Please count the lines below that contain the word "text", and reply with that number alone.

Stored dataset items
Start of Block

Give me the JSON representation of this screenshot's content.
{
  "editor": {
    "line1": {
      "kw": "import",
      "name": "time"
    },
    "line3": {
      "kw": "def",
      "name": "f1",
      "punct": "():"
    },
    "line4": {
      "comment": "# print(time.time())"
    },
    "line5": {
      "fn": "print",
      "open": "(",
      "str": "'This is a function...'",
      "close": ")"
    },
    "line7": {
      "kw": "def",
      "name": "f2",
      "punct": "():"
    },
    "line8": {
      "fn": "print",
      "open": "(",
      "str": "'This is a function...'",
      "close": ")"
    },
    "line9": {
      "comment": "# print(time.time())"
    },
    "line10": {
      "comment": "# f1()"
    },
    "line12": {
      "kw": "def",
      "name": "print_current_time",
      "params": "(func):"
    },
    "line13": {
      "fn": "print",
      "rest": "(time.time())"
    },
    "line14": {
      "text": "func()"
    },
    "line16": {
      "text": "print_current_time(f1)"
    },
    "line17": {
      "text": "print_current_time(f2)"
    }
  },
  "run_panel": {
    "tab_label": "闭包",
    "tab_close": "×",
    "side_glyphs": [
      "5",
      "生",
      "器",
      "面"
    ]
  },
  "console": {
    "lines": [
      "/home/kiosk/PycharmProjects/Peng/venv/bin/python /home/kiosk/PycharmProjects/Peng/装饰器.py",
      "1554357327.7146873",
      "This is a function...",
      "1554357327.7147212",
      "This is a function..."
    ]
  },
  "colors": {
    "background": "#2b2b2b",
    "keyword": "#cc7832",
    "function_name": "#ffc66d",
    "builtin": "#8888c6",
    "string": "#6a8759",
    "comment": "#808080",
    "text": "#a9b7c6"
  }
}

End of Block

**Reply to the task:** 4